If like me, you aren’t intimidated by subtitled movies, there are two hugely entertaining European films that are streaming right now on Netflix. One comes from Spain, La Tribu, directed by Fernando Coloma; and from France, Nothing to Hide (Le Jeu) from Fred Cavayé. 



The Spanish film weaves a story of lapsed parenthood and today’s labor force within a world of music and dance; and the real-life phenomenon of Las Mamis, a hip-hop dance group of working, middle-aged housewives who took Spain’s Got Talent by storm in 2016. While Nothing to Hide is a contemporary parlor-room drama/comedy that deals with secrets between friends and couples, coupled with a critique on smartphones as modern technology and communication.



Starring Carmen Machi, Paco León, and Maribel Del Pino, La Tribu ruled during the Montecarlo Film Festival of 2018, copping Best Film and Best Actress for Machi. It's the kind of light-hearted comedy with moral lesson at the end that Spain produces in an endearing manner. Viral infamy is the first stage of the film, as Fidel (Paco León) heads the HR department of a big tech firm, and has just laid off hundreds of employees—but has been literally caught with his pants down, fooling around with an intern. 

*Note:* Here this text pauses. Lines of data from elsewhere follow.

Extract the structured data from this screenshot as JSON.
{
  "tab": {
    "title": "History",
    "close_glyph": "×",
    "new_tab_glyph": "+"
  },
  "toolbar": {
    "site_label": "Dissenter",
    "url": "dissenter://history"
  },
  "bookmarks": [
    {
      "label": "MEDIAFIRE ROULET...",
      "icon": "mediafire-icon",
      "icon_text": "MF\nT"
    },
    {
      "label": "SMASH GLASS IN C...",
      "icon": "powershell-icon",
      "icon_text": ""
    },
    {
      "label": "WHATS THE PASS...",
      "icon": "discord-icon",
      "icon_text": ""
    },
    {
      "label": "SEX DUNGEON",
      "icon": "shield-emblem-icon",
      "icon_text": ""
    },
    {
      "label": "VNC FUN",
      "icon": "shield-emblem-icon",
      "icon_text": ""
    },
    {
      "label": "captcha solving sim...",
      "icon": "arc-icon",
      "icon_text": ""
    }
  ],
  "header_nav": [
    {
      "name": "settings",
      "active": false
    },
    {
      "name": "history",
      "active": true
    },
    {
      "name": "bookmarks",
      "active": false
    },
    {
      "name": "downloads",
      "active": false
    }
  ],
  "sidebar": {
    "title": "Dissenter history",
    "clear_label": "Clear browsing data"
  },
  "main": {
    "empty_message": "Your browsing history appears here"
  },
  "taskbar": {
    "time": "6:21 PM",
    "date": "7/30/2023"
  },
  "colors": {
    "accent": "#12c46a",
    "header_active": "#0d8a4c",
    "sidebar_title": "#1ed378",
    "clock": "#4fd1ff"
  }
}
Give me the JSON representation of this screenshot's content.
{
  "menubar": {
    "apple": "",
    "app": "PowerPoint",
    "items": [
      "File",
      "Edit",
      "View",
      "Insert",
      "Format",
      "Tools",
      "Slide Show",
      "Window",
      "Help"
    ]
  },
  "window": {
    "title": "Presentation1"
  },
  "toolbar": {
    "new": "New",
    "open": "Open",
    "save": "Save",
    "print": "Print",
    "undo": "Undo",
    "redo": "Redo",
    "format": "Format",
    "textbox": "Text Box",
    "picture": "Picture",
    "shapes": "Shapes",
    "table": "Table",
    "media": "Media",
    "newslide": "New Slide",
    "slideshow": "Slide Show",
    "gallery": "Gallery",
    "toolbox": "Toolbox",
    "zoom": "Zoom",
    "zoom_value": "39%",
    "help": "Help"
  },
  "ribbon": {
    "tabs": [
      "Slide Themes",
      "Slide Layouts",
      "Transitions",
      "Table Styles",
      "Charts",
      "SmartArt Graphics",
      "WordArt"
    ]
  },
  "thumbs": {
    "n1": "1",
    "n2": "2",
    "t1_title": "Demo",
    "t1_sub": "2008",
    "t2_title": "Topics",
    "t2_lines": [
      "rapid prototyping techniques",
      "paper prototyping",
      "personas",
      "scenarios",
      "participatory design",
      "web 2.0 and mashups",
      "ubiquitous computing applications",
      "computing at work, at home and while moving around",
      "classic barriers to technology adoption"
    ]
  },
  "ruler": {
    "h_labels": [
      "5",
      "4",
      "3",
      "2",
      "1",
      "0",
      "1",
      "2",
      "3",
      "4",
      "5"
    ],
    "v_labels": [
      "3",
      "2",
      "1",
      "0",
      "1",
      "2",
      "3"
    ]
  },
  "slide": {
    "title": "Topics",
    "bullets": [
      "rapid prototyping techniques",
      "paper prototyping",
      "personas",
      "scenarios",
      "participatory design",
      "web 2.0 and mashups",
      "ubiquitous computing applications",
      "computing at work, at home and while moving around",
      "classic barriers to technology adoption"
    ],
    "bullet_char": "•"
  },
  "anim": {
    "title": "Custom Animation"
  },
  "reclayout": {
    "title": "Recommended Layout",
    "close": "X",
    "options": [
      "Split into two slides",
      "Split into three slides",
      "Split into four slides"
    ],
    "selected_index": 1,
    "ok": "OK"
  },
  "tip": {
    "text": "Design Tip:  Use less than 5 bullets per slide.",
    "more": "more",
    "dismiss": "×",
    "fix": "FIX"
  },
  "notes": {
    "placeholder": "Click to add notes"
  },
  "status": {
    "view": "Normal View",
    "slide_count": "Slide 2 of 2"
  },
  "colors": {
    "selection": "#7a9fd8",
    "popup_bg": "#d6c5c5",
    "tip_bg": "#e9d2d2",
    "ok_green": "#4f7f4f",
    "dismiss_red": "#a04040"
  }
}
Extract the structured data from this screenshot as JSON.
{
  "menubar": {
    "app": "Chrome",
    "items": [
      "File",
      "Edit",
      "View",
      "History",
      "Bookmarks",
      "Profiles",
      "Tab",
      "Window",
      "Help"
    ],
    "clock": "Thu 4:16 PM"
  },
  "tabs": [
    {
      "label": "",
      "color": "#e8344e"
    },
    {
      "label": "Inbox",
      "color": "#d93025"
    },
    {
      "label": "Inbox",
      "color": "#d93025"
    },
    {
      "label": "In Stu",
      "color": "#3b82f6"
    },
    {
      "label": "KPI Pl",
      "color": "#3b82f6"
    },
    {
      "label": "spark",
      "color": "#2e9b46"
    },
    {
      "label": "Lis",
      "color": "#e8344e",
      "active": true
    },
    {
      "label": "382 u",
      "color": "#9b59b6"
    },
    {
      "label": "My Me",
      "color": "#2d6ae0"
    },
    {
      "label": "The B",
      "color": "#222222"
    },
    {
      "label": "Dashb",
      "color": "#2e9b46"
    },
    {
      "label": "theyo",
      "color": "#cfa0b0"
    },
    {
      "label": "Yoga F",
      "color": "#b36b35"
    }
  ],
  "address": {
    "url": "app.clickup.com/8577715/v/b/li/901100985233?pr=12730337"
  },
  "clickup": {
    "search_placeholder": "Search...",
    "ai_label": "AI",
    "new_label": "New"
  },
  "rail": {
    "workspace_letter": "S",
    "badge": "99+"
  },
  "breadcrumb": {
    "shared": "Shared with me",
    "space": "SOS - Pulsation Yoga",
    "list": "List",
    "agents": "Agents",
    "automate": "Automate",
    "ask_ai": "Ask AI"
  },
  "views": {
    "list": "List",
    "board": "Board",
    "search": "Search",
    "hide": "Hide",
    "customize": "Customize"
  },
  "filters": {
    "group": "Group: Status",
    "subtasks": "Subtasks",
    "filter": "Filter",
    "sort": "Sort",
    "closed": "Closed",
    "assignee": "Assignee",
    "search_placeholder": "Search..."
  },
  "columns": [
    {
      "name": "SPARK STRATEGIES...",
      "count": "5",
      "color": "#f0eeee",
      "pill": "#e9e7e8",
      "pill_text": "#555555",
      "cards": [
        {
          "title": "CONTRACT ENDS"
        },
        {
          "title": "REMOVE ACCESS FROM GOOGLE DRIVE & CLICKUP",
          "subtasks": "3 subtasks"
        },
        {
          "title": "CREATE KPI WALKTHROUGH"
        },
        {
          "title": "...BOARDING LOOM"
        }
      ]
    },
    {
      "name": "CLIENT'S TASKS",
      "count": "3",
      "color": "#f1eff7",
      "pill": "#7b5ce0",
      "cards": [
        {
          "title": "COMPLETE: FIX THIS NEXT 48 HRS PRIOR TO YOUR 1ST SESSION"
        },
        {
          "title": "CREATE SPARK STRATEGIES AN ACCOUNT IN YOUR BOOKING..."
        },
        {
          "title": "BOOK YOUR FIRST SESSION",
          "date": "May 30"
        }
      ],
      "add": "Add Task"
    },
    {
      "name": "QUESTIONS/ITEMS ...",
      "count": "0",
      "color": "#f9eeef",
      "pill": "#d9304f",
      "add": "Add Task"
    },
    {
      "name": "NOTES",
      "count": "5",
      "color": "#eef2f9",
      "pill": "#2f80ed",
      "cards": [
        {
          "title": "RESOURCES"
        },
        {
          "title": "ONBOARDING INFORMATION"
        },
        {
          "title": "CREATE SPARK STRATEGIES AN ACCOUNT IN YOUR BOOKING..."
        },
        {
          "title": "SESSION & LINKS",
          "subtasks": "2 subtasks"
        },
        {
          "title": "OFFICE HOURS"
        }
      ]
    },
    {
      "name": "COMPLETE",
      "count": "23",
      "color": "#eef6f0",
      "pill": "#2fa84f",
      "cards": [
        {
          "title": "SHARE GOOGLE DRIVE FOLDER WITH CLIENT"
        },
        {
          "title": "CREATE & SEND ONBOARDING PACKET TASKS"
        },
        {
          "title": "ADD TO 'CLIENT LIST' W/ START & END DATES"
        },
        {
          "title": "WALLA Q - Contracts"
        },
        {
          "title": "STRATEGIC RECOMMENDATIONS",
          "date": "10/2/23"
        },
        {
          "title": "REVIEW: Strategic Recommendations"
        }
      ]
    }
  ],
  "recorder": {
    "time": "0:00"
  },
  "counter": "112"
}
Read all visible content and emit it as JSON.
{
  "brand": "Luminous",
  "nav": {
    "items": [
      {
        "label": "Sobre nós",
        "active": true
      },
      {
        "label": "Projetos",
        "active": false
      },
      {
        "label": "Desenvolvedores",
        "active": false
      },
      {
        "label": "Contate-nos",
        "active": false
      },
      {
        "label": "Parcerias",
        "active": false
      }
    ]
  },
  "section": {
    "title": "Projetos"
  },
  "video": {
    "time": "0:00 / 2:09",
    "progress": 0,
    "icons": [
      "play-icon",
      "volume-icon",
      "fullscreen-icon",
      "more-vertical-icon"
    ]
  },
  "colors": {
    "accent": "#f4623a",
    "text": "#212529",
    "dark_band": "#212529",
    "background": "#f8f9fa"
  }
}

Fast forward a year of hiding by Fidel, and Virginia (Carmen Machi) is the mother who gave Fidel up for adoption and is only now meeting her son. A cleaning woman at a Badalona hotel, she is also part of a 10-member group of housewives who dance hip-hop at a local dance club for exercise and therapy. Fidel is struck by a bus and suffers from transient amnesia, and the film progresses, revolving around finding oneself, owning up to the wrongs you committed in the past, and charting a new tomorrow. That is does all this crowd-pleasing, while touching on social issues and producing heartfelt moments all add to a lightweight but entertaining watch.



With Nothing to Hide, Director Cavayé transitions from the action films he has built his reputation on (2010’s Point Blank), to one ripe with social commentary. On the same day of the lunar eclipse, seven friends get together at the home of one of the couples. The most familiar face in the cast would be Berenice Bejo (The Artist), but this is a strong ensemble performance, and it’s great to watch how each of the seven leave indelible impressions on us.



The basic premise is the challenge to leave all smartphones on the table, and to publicly accept calls, texts, and mail—the notion being that couples and friends shouldn’t have secrets from each other, and that privacy in this scenario, is unnecessary. Of course, this is far easier said in theory than in practice; as secrets, deceptions, and long held frustrations rear their ugly head as incoming texts and messages pour in. It’s great to watch how tightly wound the plot develops, and while there is an ending that’s something of a cop out, the journey this film takes us on before that end point, is more than satisfying. It’s a very French farce, newly minted for the iPhone generation.



So yes, you may have to break out the eyeglasses for this one, and stay glued to the screen reading subtitles; but I promise you, the reward factor is high with these two foreign films.